DATASET CONTENT:
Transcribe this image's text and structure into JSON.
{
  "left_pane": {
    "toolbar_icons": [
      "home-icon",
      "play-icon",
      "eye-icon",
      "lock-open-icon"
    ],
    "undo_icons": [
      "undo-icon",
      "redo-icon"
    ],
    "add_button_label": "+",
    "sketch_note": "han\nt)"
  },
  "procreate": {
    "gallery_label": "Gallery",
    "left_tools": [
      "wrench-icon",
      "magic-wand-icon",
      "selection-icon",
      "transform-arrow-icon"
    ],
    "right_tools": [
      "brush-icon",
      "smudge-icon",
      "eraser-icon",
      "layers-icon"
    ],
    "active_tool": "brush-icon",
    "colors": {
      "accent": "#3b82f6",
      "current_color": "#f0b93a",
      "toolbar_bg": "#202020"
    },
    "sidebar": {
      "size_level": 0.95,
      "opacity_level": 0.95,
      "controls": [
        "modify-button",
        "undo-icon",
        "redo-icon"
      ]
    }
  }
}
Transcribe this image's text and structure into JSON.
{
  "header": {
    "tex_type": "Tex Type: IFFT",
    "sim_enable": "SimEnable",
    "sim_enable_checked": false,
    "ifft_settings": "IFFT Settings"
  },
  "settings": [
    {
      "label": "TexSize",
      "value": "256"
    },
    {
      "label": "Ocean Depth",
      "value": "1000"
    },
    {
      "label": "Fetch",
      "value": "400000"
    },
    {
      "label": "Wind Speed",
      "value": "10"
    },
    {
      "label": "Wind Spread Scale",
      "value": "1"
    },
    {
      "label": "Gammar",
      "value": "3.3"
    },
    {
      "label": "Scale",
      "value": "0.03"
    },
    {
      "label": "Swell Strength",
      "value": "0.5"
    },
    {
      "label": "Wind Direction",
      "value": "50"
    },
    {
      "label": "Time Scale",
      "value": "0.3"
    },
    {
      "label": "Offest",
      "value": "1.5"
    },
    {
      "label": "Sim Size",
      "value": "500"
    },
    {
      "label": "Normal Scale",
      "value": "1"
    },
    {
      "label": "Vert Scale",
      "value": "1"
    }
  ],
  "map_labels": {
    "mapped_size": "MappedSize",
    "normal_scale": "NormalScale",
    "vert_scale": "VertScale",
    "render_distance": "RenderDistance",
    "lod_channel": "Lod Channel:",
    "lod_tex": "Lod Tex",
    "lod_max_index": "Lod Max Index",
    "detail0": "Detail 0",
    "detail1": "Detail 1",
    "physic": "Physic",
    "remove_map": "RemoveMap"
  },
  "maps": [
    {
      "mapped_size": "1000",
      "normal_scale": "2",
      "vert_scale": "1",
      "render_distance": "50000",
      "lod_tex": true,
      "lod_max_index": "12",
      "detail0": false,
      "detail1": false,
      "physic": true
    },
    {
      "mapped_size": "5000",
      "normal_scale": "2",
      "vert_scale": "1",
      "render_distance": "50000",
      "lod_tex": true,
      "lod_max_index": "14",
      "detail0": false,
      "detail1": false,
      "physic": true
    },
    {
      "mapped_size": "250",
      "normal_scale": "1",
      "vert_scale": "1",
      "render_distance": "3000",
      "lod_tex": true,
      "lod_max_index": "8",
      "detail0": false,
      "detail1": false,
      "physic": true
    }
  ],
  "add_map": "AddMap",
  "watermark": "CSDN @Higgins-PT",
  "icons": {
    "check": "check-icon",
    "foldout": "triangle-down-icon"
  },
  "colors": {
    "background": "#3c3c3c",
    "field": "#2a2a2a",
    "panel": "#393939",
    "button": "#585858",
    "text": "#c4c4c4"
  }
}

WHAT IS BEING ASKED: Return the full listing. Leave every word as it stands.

EXERCISE OUTPUT:
Transcribe this image's text and structure into JSON.
{
  "left_pane": {
    "toolbar_icons": [
      "home-icon",
      "play-icon",
      "eye-icon",
      "lock-open-icon"
    ],
    "undo_icons": [
      "undo-icon",
      "redo-icon"
    ],
    "add_button_label": "+",
    "sketch_note": "han\nt)"
  },
  "procreate": {
    "gallery_label": "Gallery",
    "left_tools": [
      "wrench-icon",
      "magic-wand-icon",
      "selection-icon",
      "transform-arrow-icon"
    ],
    "right_tools": [
      "brush-icon",
      "smudge-icon",
      "eraser-icon",
      "layers-icon"
    ],
    "active_tool": "brush-icon",
    "colors": {
      "accent": "#3b82f6",
      "current_color": "#f0b93a",
      "toolbar_bg": "#202020"
    },
    "sidebar": {
      "size_level": 0.95,
      "opacity_level": 0.95,
      "controls": [
        "modify-button",
        "undo-icon",
        "redo-icon"
      ]
    }
  }
}
Transcribe this image's text and structure into JSON.
{
  "header": {
    "tex_type": "Tex Type: IFFT",
    "sim_enable": "SimEnable",
    "sim_enable_checked": false,
    "ifft_settings": "IFFT Settings"
  },
  "settings": [
    {
      "label": "TexSize",
      "value": "256"
    },
    {
      "label": "Ocean Depth",
      "value": "1000"
    },
    {
      "label": "Fetch",
      "value": "400000"
    },
    {
      "label": "Wind Speed",
      "value": "10"
    },
    {
      "label": "Wind Spread Scale",
      "value": "1"
    },
    {
      "label": "Gammar",
      "value": "3.3"
    },
    {
      "label": "Scale",
      "value": "0.03"
    },
    {
      "label": "Swell Strength",
      "value": "0.5"
    },
    {
      "label": "Wind Direction",
      "value": "50"
    },
    {
      "label": "Time Scale",
      "value": "0.3"
    },
    {
      "label": "Offest",
      "value": "1.5"
    },
    {
      "label": "Sim Size",
      "value": "500"
    },
    {
      "label": "Normal Scale",
      "value": "1"
    },
    {
      "label": "Vert Scale",
      "value": "1"
    }
  ],
  "map_labels": {
    "mapped_size": "MappedSize",
    "normal_scale": "NormalScale",
    "vert_scale": "VertScale",
    "render_distance": "RenderDistance",
    "lod_channel": "Lod Channel:",
    "lod_tex": "Lod Tex",
    "lod_max_index": "Lod Max Index",
    "detail0": "Detail 0",
    "detail1": "Detail 1",
    "physic": "Physic",
    "remove_map": "RemoveMap"
  },
  "maps": [
    {
      "mapped_size": "1000",
      "normal_scale": "2",
      "vert_scale": "1",
      "render_distance": "50000",
      "lod_tex": true,
      "lod_max_index": "12",
      "detail0": false,
      "detail1": false,
      "physic": true
    },
    {
      "mapped_size": "5000",
      "normal_scale": "2",
      "vert_scale": "1",
      "render_distance": "50000",
      "lod_tex": true,
      "lod_max_index": "14",
      "detail0": false,
      "detail1": false,
      "physic": true
    },
    {
      "mapped_size": "250",
      "normal_scale": "1",
      "vert_scale": "1",
      "render_distance": "3000",
      "lod_tex": true,
      "lod_max_index": "8",
      "detail0": false,
      "detail1": false,
      "physic": true
    }
  ],
  "add_map": "AddMap",
  "watermark": "CSDN @Higgins-PT",
  "icons": {
    "check": "check-icon",
    "foldout": "triangle-down-icon"
  },
  "colors": {
    "background": "#3c3c3c",
    "field": "#2a2a2a",
    "panel": "#393939",
    "button": "#585858",
    "text": "#c4c4c4"
  }
}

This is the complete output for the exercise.